▸ **EXERCISE**:
For the word "this", work out how many lines in the records below contain it and state that count alone.

Saved data entries
▼

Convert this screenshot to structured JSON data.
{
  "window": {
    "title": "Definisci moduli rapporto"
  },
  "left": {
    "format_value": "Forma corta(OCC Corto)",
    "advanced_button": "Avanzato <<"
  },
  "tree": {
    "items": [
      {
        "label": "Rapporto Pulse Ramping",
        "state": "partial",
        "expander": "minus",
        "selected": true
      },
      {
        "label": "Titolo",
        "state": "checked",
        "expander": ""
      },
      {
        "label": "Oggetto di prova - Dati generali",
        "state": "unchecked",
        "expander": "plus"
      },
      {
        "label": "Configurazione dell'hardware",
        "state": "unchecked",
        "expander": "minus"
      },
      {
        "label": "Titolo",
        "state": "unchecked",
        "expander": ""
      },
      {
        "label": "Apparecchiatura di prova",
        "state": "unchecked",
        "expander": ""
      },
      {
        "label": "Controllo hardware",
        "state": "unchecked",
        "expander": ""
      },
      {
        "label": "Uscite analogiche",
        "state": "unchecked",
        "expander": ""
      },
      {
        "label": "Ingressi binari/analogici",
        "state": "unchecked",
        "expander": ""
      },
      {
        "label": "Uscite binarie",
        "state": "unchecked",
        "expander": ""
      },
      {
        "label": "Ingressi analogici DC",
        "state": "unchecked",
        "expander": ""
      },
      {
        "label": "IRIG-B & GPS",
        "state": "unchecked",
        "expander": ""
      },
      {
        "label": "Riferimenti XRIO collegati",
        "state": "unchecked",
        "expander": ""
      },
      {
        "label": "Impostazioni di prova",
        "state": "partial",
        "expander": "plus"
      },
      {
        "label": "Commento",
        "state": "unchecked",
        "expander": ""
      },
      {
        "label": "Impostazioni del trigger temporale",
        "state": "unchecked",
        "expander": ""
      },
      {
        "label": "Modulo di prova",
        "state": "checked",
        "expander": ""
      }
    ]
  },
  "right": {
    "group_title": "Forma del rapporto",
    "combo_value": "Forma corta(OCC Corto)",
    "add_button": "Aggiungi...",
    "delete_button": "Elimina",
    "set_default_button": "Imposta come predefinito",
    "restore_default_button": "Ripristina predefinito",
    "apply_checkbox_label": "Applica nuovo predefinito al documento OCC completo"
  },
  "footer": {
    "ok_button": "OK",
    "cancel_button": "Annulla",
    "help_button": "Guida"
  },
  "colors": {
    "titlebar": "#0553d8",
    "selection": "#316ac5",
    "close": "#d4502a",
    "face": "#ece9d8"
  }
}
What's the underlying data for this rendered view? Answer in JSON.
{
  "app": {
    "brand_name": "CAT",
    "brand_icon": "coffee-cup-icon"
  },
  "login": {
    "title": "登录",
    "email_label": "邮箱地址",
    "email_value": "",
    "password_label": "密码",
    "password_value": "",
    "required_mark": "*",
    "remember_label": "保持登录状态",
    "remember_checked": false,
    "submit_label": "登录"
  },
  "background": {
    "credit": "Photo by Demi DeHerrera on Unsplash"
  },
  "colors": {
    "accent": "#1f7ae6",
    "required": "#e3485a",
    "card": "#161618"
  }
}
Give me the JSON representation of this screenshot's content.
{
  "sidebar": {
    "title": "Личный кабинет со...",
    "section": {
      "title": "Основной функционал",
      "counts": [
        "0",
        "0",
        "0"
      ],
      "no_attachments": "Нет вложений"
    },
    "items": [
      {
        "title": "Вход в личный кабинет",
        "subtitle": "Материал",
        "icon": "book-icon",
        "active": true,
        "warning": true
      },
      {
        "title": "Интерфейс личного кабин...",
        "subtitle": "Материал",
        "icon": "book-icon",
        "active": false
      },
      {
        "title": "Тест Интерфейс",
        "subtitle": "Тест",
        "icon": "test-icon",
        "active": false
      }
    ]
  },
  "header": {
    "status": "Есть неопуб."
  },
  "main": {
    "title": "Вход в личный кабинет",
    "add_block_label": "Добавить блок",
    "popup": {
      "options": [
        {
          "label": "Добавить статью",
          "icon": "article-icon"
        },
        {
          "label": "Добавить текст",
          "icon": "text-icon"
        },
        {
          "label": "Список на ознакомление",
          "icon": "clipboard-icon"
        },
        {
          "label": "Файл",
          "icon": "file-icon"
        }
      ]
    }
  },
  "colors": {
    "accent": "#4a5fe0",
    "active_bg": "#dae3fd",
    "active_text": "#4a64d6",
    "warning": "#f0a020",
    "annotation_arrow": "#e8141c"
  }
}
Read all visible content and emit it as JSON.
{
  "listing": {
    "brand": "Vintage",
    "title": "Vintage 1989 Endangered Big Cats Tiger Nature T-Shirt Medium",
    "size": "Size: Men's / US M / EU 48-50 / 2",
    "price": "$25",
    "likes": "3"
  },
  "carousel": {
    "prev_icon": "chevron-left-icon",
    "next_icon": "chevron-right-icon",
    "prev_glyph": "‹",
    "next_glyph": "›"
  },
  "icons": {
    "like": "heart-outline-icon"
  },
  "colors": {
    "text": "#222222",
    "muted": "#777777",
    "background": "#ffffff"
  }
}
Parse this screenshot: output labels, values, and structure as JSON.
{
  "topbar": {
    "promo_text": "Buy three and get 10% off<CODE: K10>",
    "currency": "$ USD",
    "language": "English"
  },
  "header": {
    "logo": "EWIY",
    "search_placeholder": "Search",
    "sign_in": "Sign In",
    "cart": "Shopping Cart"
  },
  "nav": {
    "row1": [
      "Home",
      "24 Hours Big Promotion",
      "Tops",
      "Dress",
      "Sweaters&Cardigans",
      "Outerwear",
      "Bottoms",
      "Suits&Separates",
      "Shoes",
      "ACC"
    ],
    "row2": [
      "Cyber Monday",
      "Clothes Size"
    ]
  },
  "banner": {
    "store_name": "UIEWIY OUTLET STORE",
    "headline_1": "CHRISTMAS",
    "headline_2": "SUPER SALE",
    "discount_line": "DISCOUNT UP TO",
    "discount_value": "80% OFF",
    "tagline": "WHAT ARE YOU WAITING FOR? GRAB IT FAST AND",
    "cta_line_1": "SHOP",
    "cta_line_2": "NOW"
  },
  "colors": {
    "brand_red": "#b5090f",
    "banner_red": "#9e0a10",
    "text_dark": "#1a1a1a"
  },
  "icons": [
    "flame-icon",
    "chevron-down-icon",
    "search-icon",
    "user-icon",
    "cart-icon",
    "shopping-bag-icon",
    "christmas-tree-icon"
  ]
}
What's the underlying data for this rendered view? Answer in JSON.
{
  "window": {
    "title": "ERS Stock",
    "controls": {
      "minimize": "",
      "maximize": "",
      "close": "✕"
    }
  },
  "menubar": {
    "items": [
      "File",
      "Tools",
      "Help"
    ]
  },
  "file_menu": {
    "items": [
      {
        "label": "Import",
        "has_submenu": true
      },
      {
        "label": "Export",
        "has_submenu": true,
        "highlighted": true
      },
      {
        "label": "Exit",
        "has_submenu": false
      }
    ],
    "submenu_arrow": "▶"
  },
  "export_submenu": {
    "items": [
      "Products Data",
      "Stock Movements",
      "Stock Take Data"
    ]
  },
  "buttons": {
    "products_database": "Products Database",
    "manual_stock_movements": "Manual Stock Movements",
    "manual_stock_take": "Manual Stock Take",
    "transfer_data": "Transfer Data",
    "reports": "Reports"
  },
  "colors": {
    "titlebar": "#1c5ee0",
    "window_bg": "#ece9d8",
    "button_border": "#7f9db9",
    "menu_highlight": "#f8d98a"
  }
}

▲

▸ **REPLY TO THE EXERCISE**:
5